*** Opening of Extracted data ***

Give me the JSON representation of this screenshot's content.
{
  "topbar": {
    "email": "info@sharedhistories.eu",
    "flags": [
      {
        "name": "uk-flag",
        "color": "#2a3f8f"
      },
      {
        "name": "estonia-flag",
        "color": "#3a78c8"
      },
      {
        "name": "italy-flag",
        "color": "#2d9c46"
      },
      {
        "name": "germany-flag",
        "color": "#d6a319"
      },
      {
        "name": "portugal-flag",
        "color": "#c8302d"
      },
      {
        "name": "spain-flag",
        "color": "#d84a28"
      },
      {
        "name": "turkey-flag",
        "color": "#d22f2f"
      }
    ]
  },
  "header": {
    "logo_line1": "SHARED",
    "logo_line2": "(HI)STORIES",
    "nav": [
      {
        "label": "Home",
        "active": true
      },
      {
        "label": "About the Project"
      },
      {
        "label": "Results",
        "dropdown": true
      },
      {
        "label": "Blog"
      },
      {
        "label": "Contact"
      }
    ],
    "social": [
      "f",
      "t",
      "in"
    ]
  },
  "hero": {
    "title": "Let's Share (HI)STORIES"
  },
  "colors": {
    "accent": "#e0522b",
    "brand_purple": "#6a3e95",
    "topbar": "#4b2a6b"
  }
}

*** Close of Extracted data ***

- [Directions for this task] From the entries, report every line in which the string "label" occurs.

- [Solution to this task]
        "label": "Home",
        "label": "About the Project"
        "label": "Results",
        "label": "Blog"
        "label": "Contact"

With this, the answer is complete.